  • Herniated, Bulging, Protruding Discs
  • Degenerative Disc Disease
  • SI Joint Syndrome
  • Sciatica
  • Pinched Nerves and General Back Pain
  • And more
Learn More
Hand & Wrist

Hand & Wrist

Hand and wrist injuries and arthritis, carpal tunnel syndrome, and conditions relating to overuse of the thumb, are good candidates for regenerative treatments. Before considering surgery, consider an evaluation of your condition with a regenerative treatment specialist.
  • Hand and Wrist Arthritis
  • Carpal Tunnel Syndrome
  • Trigger Finger
  • Thumb Arthritis (Basal Joint, CMC, Gamer’s Thumb, Texting Thumb)
  • Other conditions that cause pain
Learn More
Elbow

Elbow

Most injuries of the elbow’s tendons and ligaments, as well as arthritis, can be treated non-surgically with regenerative procedures.

  • Golfer’s elbow & Tennis elbow
  • Arthritis
  • Ulnar collateral ligament wear (common in baseball pitchers)
  • And more
Learn More
Hip

Hip

Hip injuries and degenerative conditions become more common with age. Do to the nature of the joint, it’s not quite as easy to injure as a knee, but it can take a beating and pain often develops over time. Whether a hip condition is acute or degenerative, regenerative procedures can help reduce pain and may help heal injured tissue, without the complications of invasive surgical hip procedures.

  • Labral Tear
  • Hip Arthritis
  • Hip Bursitis
  • Hip Sprain, Tendonitis or Inflammation
  • Hip Instability
Learn More
Foot & Ankle

Foot & Ankle

Foot and ankle injuries are common in athletes. These injuries can often benefit from non-surgical regenerative treatments. Before considering surgery, consider an evaluation of your condition with a regenerative treatment specialist.
  • Ankle Arthritis
  • Plantar fasciitis
  • Ligament sprains or tears
  • Other conditions that cause pain
Learn More

Is Regenexx Right For You?

Request a free Regenexx Info Packet

REGENEXX WEBINARS

Learn about the #1 Stem Cell & Platelet Procedures for treating arthritis, common joint injuries & spine pain.

Join a Webinar

RECEIVE BLOG ARTICLES BY EMAIL

Get fresh updates and insights from Regenexx delivered straight to your inbox.

Subscribe to the Blog

FOLLOW US

Copyright © Regenexx 2019. All rights reserved. | Privacy Policy

*DISCLAIMER: Like all medical procedures, Regenexx® Procedures have a success and failure rate. Patient reviews and testimonials on this site should not be interpreted as a statement on the effectiveness of our treatments for anyone else.

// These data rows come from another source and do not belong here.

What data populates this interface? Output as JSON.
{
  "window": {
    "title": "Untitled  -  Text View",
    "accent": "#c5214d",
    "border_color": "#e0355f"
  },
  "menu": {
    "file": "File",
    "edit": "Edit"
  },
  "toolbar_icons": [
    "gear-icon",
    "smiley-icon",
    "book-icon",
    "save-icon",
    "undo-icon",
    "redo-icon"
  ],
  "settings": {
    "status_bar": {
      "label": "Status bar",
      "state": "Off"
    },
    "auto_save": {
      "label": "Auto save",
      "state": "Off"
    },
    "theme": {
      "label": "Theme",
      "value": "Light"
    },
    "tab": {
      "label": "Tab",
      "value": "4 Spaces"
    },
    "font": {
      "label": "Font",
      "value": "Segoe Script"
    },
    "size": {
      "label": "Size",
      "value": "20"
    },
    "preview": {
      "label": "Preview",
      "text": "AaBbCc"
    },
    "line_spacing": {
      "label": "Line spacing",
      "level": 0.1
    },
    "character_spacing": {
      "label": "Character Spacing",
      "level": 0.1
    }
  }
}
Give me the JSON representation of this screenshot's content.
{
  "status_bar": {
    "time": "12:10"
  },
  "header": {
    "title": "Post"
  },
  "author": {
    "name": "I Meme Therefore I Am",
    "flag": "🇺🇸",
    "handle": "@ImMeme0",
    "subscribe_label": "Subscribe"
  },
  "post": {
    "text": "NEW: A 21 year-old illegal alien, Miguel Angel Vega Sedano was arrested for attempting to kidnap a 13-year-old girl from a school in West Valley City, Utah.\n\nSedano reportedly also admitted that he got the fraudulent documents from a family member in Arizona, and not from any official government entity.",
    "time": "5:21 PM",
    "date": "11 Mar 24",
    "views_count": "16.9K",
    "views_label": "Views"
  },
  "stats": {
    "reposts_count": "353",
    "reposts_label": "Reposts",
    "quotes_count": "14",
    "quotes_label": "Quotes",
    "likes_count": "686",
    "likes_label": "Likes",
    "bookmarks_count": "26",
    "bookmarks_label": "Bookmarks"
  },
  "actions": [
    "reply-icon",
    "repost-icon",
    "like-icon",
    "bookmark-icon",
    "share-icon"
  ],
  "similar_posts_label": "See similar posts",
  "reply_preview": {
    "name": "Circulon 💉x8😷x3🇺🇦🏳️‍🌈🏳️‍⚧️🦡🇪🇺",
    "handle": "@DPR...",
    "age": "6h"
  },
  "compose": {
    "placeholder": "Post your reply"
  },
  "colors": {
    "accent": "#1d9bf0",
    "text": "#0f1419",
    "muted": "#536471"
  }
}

Providers listed on the Regenexx website are for informational purposes only and are not a recommendation from Regenexx for a specific provider or a guarantee of the outcome of any treatment you receive.